BTW, some articles on the Web suggest --reflink=always (or just --reflink, which is equivalent to it), but this seems like a bad idea because, according to the "cp" manpage, if you make a mistake (or are calling "cp" programmatically) and use "cp" on a non-CoW filesystem such as ext4 or FAT, then "cp --reflink=always" will fail. The --reflink=auto parameter seems better, since the manpage says it will succeed (making a non-CoW copy) on non-CoW filesystems.
Anyway, I wondered whether Nemo (I'm using version 3.2.2) does CoW copying. I searched in this forum and in the Nemo issue tracker, and didn't find an answer. So here are my test results:
I used the "Duplicate" option in Nemo's right-click menu to copy a folder, containing 100+GB in 50k+ files, to the same 300+GB Btrfs filesystem on a mechanical (spinner) HDD on 6Gbps SATA.
- The copy seemed to go at a speed close to 1GB/second (I didn't actually measure it); to read & write all the data by brute force at 1 gigabyte/s would be more than 16 gigabits/s, which is more than the 6Gbps SATA link.
- The HDD light was off almost the whole time.

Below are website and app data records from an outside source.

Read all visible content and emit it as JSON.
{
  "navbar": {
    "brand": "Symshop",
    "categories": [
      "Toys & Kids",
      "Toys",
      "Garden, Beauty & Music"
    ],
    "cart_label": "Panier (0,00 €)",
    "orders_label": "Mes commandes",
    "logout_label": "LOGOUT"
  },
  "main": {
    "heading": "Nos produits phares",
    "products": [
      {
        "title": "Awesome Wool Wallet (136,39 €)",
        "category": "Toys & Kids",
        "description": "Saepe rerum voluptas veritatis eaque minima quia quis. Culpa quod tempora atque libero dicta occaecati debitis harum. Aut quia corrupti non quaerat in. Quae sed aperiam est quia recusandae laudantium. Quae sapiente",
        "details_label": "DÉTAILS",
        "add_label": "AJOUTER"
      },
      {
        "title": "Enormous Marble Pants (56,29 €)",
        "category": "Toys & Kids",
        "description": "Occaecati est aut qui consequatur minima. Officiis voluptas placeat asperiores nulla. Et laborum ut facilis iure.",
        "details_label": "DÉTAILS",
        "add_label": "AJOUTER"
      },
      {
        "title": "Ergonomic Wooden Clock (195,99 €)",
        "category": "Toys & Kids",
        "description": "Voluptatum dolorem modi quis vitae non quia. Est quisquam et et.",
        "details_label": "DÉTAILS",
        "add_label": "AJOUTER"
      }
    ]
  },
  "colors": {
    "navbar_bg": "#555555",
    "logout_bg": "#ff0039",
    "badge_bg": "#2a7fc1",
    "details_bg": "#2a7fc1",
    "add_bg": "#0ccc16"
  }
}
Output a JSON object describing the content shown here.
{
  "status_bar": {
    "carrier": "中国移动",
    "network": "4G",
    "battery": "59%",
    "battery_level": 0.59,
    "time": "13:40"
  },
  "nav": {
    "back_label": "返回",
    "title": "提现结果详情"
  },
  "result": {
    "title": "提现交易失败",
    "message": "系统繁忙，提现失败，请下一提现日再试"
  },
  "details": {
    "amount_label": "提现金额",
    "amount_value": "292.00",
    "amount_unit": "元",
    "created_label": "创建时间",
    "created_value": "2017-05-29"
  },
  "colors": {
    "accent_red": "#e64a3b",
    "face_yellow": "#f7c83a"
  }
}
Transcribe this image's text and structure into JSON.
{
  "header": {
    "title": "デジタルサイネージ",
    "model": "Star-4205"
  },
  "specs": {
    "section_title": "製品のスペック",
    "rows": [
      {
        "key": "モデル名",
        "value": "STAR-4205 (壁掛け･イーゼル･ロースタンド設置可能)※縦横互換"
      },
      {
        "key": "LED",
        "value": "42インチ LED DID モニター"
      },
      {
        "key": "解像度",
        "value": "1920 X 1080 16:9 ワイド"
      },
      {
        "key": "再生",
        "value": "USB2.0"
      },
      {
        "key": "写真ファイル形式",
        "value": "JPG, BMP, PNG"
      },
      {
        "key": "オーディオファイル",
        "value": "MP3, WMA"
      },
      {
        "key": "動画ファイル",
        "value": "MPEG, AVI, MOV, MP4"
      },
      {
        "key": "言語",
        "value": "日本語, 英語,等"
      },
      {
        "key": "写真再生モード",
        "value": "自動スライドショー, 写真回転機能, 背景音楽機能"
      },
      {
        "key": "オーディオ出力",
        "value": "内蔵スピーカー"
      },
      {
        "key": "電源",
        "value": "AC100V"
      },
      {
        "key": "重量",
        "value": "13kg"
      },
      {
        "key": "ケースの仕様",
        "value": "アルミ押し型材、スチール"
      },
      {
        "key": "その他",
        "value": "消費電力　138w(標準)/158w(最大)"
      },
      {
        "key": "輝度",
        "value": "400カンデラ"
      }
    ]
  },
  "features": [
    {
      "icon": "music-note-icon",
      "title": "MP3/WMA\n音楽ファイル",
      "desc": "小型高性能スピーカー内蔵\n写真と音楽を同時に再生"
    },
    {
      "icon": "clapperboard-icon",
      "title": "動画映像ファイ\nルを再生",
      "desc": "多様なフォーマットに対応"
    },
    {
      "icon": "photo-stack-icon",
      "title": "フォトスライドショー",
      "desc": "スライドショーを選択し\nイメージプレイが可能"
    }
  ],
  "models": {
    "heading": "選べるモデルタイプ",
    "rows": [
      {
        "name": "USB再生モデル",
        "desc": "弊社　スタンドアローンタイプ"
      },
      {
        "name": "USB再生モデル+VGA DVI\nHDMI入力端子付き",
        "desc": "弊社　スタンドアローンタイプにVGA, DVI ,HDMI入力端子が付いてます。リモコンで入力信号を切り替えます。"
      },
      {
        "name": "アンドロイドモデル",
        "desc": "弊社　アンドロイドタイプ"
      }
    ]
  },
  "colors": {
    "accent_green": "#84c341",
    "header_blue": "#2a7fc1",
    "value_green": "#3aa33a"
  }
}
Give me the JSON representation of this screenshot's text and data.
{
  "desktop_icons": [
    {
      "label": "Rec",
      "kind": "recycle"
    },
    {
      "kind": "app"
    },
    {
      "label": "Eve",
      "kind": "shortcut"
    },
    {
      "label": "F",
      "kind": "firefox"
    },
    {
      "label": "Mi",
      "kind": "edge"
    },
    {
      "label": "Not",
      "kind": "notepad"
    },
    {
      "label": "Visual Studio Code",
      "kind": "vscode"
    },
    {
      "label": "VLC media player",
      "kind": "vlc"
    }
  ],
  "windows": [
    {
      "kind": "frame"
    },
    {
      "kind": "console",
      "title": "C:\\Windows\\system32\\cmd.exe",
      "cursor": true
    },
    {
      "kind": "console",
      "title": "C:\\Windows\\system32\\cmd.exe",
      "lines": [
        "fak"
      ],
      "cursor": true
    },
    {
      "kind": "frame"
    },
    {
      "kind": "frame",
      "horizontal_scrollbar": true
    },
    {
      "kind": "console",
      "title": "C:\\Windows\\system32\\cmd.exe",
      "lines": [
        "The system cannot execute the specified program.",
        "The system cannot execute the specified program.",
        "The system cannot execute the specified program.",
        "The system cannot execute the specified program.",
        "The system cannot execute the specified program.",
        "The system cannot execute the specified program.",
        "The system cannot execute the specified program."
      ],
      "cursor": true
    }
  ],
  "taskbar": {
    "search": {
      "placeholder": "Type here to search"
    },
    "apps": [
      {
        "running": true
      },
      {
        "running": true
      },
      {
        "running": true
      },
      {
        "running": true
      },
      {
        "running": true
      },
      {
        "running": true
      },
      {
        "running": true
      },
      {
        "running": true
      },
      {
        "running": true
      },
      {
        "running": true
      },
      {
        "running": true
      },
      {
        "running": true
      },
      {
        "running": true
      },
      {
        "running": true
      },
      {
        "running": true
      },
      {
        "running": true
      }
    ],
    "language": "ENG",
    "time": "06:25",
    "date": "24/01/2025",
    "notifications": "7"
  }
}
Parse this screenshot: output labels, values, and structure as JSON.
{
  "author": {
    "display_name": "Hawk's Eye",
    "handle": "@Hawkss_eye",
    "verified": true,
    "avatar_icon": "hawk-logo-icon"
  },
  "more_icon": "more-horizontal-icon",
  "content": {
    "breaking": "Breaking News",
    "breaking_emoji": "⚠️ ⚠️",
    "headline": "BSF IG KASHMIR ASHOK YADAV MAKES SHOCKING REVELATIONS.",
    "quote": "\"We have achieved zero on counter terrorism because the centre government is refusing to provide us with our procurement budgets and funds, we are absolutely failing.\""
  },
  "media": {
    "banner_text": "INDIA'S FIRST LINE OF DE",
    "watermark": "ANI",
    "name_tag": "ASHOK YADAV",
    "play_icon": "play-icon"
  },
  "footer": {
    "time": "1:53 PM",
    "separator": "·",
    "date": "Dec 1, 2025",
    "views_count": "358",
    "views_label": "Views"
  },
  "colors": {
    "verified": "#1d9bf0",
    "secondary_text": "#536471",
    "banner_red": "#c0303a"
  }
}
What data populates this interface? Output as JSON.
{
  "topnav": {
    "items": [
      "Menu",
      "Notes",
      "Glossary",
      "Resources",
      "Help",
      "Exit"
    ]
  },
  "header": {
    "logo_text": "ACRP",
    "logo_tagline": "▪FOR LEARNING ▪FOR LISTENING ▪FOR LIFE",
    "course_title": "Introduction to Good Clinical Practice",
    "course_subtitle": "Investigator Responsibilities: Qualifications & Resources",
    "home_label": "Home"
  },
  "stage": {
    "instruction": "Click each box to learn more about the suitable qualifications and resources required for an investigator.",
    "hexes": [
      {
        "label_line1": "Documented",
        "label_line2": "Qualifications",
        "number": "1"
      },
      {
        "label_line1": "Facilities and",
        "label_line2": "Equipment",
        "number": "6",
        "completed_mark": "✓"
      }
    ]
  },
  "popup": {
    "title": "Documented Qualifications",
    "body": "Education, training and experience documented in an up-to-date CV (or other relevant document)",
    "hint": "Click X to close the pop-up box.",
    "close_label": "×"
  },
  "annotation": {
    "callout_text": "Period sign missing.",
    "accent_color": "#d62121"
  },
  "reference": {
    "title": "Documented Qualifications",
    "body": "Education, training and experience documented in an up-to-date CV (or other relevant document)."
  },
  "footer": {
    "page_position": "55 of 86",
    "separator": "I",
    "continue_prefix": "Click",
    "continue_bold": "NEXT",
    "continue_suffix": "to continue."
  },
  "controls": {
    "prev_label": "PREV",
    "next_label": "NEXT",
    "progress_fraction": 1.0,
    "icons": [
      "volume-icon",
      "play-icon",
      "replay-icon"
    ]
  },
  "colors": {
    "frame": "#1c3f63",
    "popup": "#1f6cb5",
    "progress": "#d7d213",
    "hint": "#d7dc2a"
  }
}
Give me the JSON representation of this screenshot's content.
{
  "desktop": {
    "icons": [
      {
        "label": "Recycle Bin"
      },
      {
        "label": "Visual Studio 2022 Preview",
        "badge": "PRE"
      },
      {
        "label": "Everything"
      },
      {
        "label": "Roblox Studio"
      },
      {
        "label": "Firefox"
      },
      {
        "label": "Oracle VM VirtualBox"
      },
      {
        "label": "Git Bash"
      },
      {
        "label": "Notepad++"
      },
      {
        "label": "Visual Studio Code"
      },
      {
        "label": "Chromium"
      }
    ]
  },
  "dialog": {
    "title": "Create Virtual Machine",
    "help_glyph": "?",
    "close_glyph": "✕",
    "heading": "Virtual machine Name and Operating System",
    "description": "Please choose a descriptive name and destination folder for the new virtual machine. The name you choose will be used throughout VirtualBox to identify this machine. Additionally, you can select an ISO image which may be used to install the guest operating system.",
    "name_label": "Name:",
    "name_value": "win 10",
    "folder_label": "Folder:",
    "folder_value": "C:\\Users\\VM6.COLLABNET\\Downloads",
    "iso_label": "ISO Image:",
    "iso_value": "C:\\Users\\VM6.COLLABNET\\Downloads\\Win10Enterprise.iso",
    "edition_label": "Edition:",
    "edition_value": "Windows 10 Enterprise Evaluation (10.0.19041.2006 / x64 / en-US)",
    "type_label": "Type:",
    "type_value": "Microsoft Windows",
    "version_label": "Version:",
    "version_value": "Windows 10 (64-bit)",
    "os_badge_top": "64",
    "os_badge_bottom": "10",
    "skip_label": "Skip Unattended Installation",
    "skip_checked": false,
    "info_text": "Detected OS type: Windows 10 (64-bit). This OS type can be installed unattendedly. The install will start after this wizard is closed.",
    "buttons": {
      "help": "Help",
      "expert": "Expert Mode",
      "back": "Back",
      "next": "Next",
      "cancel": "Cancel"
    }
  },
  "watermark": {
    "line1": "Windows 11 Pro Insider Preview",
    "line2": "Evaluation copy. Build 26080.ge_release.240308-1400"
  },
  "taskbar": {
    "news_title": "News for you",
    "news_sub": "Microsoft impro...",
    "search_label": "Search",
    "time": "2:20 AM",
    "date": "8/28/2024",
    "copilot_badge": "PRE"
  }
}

- The command-line "df" utility (version 8.23), run before & after the folder duplication, reported the partition as having gained less than 1 percentage point in usage. If the folder had been copied by brute force, the usage would have gone up by some 33 percentage points.